INSTRUCTIONS FOR THE TASK → Scan the records for the word "target". Return each line where it is found.

DATA →
*-*-*
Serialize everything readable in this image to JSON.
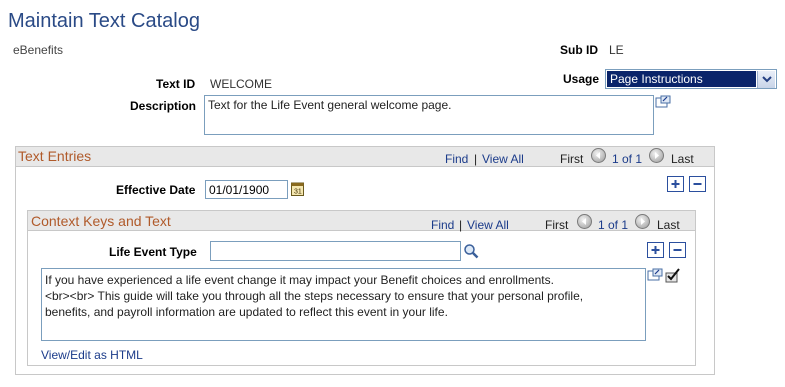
{
  "page": {
    "title": "Maintain Text Catalog",
    "ebenefits": "eBenefits",
    "sub_id_label": "Sub ID",
    "sub_id_value": "LE",
    "text_id_label": "Text ID",
    "text_id_value": "WELCOME",
    "usage_label": "Usage",
    "usage_value": "Page Instructions",
    "description_label": "Description",
    "description_value": "Text for the Life Event general welcome page."
  },
  "text_entries": {
    "title": "Text Entries",
    "find": "Find",
    "sep": "|",
    "view_all": "View All",
    "first": "First",
    "page_info": "1 of 1",
    "last": "Last",
    "effective_date_label": "Effective Date",
    "effective_date_value": "01/01/1900"
  },
  "context_keys": {
    "title": "Context Keys and Text",
    "find": "Find",
    "sep": "|",
    "view_all": "View All",
    "first": "First",
    "page_info": "1 of 1",
    "last": "Last",
    "life_event_label": "Life Event Type",
    "life_event_value": "",
    "text_line1": "If you have experienced a life event change it may impact your Benefit choices and enrollments.",
    "text_line2": "<br><br> This guide will take you through all the steps necessary to ensure that your personal profile,",
    "text_line3": "benefits, and payroll information are updated to reflect this event in your life.",
    "view_edit_html": "View/Edit as HTML"
  },
  "icons": {
    "calendar": "calendar-icon",
    "lookup": "magnifier-icon",
    "expand": "expand-icon",
    "spellcheck": "spellcheck-icon",
    "first": "arrow-left-icon",
    "next": "arrow-right-icon",
    "add": "plus-icon",
    "remove": "minus-icon"
  },
  "colors": {
    "title": "#2a4a86",
    "group_title": "#b05a2a",
    "link": "#1b3b8a",
    "select_highlight": "#0a246a"
  }
}
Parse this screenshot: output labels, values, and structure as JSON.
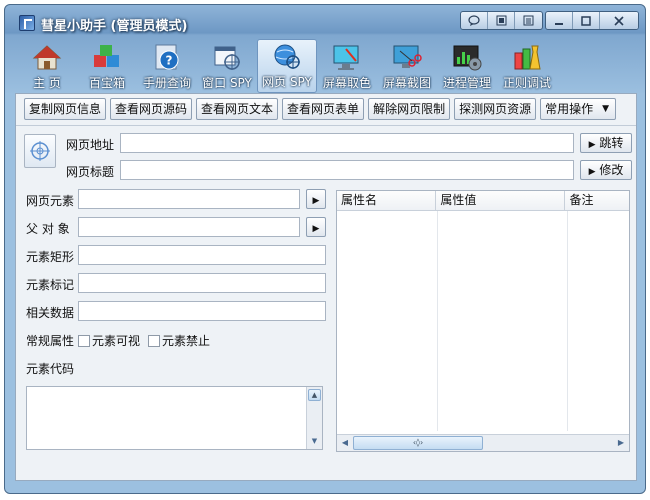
{
  "window": {
    "title": "彗星小助手 (管理员模式)"
  },
  "titlebar_buttons": [
    "chat-icon",
    "skin-icon",
    "menu-icon",
    "minimize-icon",
    "maximize-icon",
    "close-icon"
  ],
  "toolbar": {
    "items": [
      {
        "label": "主 页",
        "icon": "home-icon"
      },
      {
        "label": "百宝箱",
        "icon": "cubes-icon"
      },
      {
        "label": "手册查询",
        "icon": "help-icon"
      },
      {
        "label": "窗口 SPY",
        "icon": "window-target-icon"
      },
      {
        "label": "网页 SPY",
        "icon": "globe-target-icon",
        "active": true
      },
      {
        "label": "屏幕取色",
        "icon": "color-picker-icon"
      },
      {
        "label": "屏幕截图",
        "icon": "scissors-icon"
      },
      {
        "label": "进程管理",
        "icon": "process-gear-icon"
      },
      {
        "label": "正则调试",
        "icon": "flask-icon"
      }
    ]
  },
  "actions": {
    "copy_info": "复制网页信息",
    "view_source": "查看网页源码",
    "view_text": "查看网页文本",
    "view_form": "查看网页表单",
    "unlock_limits": "解除网页限制",
    "probe_resources": "探测网页资源",
    "common_ops": "常用操作"
  },
  "page": {
    "url_label": "网页地址",
    "url_value": "",
    "title_label": "网页标题",
    "title_value": "",
    "goto_button": "跳转",
    "edit_button": "修改"
  },
  "element": {
    "element_label": "网页元素",
    "parent_label": "父 对 象",
    "rect_label": "元素矩形",
    "tag_label": "元素标记",
    "data_label": "相关数据",
    "attr_label": "常规属性",
    "visible_label": "元素可视",
    "disabled_label": "元素禁止",
    "code_label": "元素代码"
  },
  "grid": {
    "columns": [
      "属性名",
      "属性值",
      "备注"
    ]
  },
  "colors": {
    "title_gradient_top": "#8fb4d8",
    "client_background": "#eef2f6"
  }
}
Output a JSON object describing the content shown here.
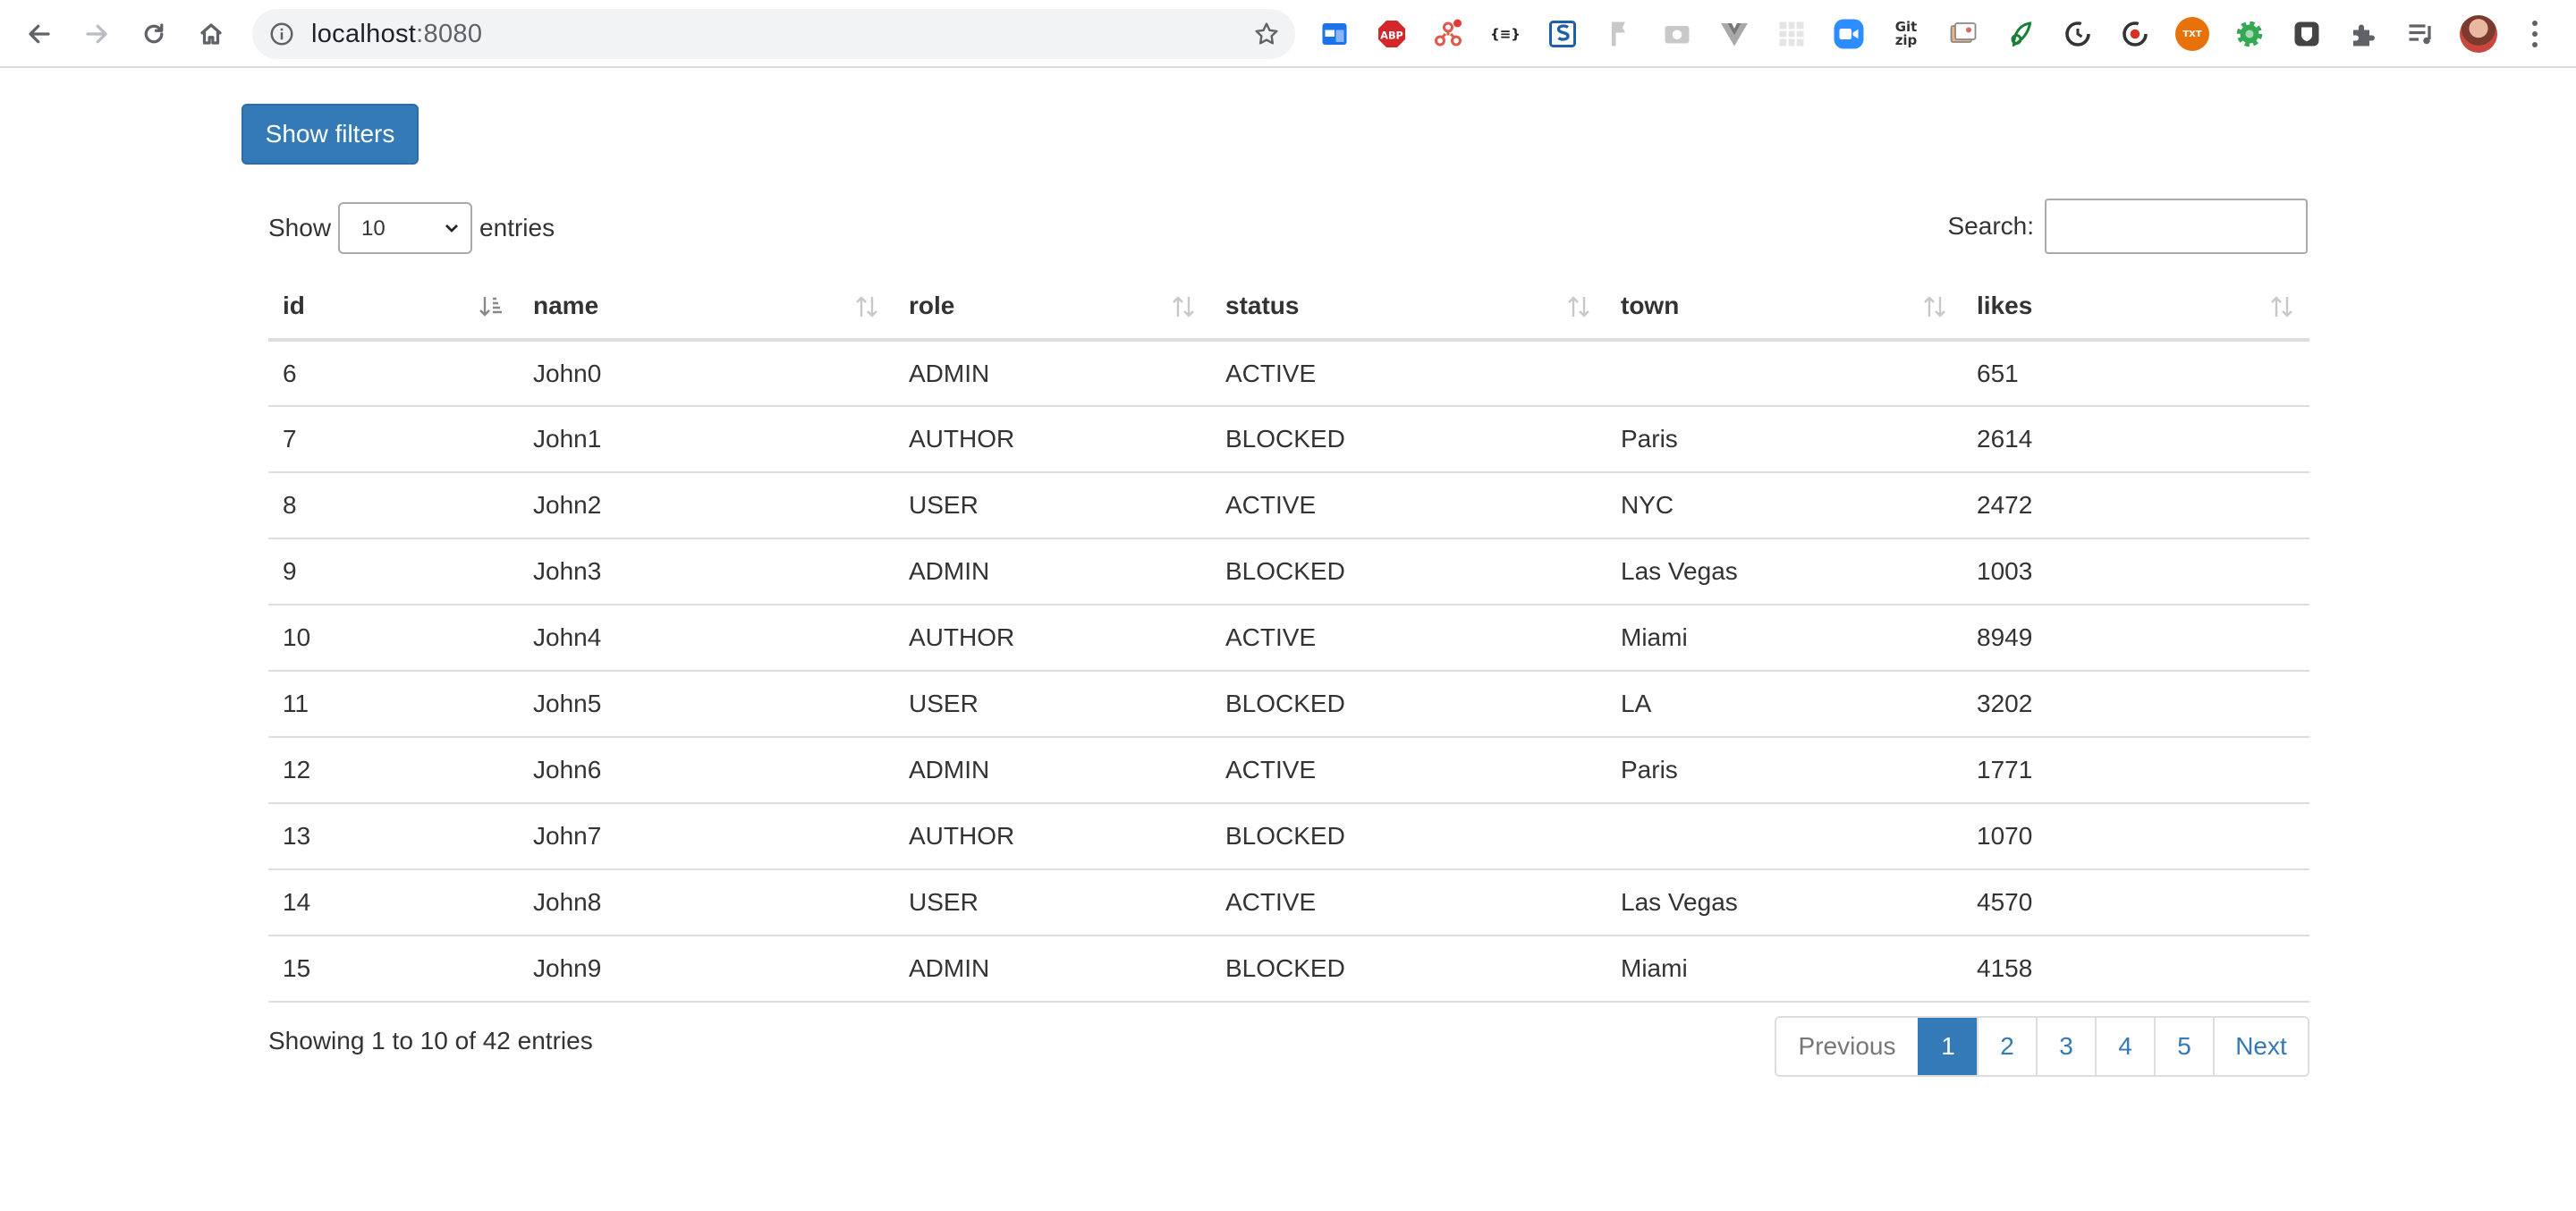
{
  "browser": {
    "url_host": "localhost",
    "url_port": ":8080",
    "extensions": [
      "calendar-extension-icon",
      "adblock-plus-icon",
      "network-extension-icon",
      "json-formatter-icon",
      "s-extension-icon",
      "bookmark-extension-icon",
      "camera-extension-icon",
      "vue-devtools-icon",
      "grid-extension-icon",
      "zoom-extension-icon",
      "gitzip-extension-icon",
      "screenshot-extension-icon",
      "leaf-extension-icon",
      "refresh-extension-icon",
      "record-extension-icon",
      "txt-extension-icon",
      "gear-extension-icon",
      "shield-extension-icon",
      "puzzle-extensions-icon",
      "reading-list-icon"
    ],
    "ext_labels": {
      "abp": "ABP",
      "json": "{≡}",
      "gitzip_top": "Git",
      "gitzip_bottom": "zip",
      "txt": "TXT"
    }
  },
  "page": {
    "filters_button": "Show filters",
    "length": {
      "before": "Show",
      "value": "10",
      "after": "entries"
    },
    "search": {
      "label": "Search:",
      "value": ""
    },
    "columns": [
      "id",
      "name",
      "role",
      "status",
      "town",
      "likes"
    ],
    "rows": [
      [
        "6",
        "John0",
        "ADMIN",
        "ACTIVE",
        "",
        "651"
      ],
      [
        "7",
        "John1",
        "AUTHOR",
        "BLOCKED",
        "Paris",
        "2614"
      ],
      [
        "8",
        "John2",
        "USER",
        "ACTIVE",
        "NYC",
        "2472"
      ],
      [
        "9",
        "John3",
        "ADMIN",
        "BLOCKED",
        "Las Vegas",
        "1003"
      ],
      [
        "10",
        "John4",
        "AUTHOR",
        "ACTIVE",
        "Miami",
        "8949"
      ],
      [
        "11",
        "John5",
        "USER",
        "BLOCKED",
        "LA",
        "3202"
      ],
      [
        "12",
        "John6",
        "ADMIN",
        "ACTIVE",
        "Paris",
        "1771"
      ],
      [
        "13",
        "John7",
        "AUTHOR",
        "BLOCKED",
        "",
        "1070"
      ],
      [
        "14",
        "John8",
        "USER",
        "ACTIVE",
        "Las Vegas",
        "4570"
      ],
      [
        "15",
        "John9",
        "ADMIN",
        "BLOCKED",
        "Miami",
        "4158"
      ]
    ],
    "info": "Showing 1 to 10 of 42 entries",
    "pagination": {
      "previous": "Previous",
      "pages": [
        "1",
        "2",
        "3",
        "4",
        "5"
      ],
      "active": "1",
      "next": "Next"
    }
  },
  "colors": {
    "primary": "#337ab7",
    "border": "#dddddd"
  }
}
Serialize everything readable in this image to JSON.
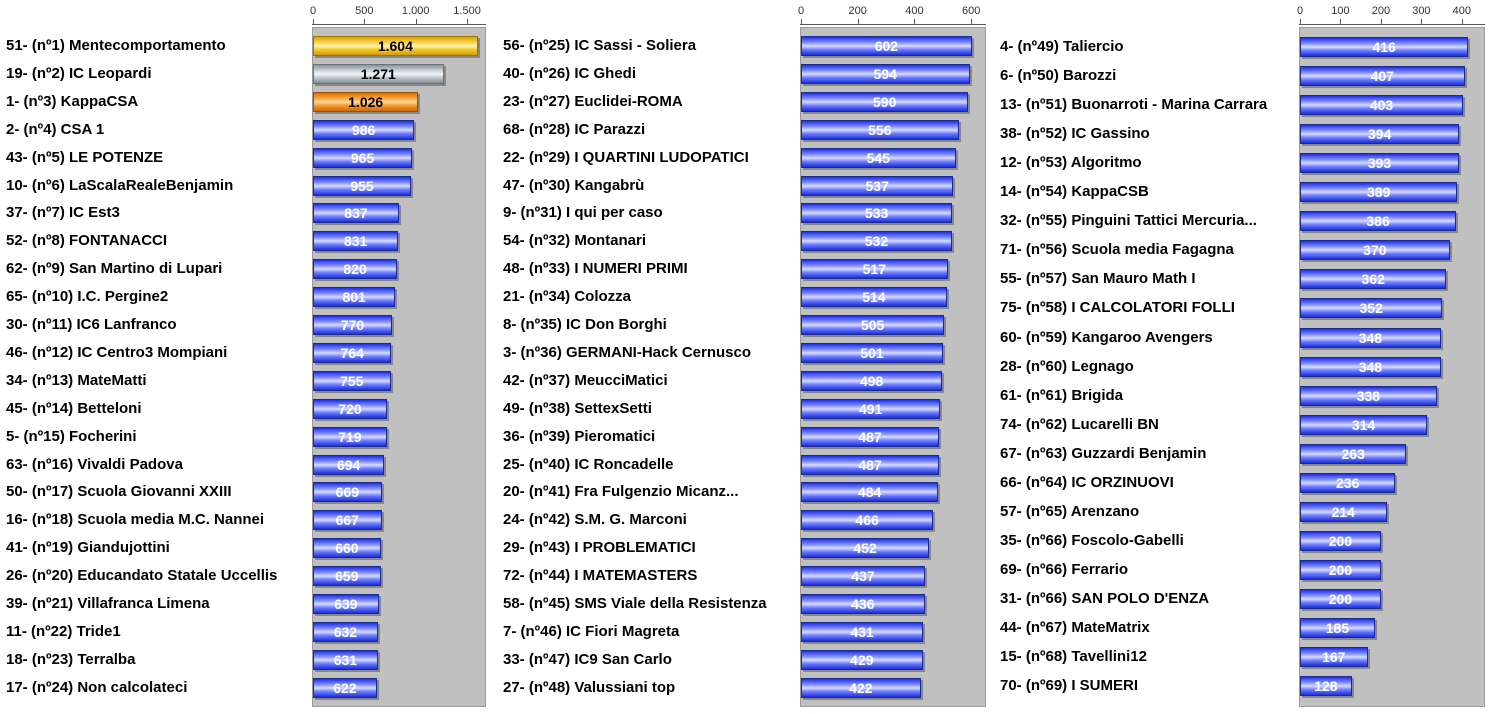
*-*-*
THE ANSWER →
        "icon": "window-target-icon"
        "icon": "globe-target-icon",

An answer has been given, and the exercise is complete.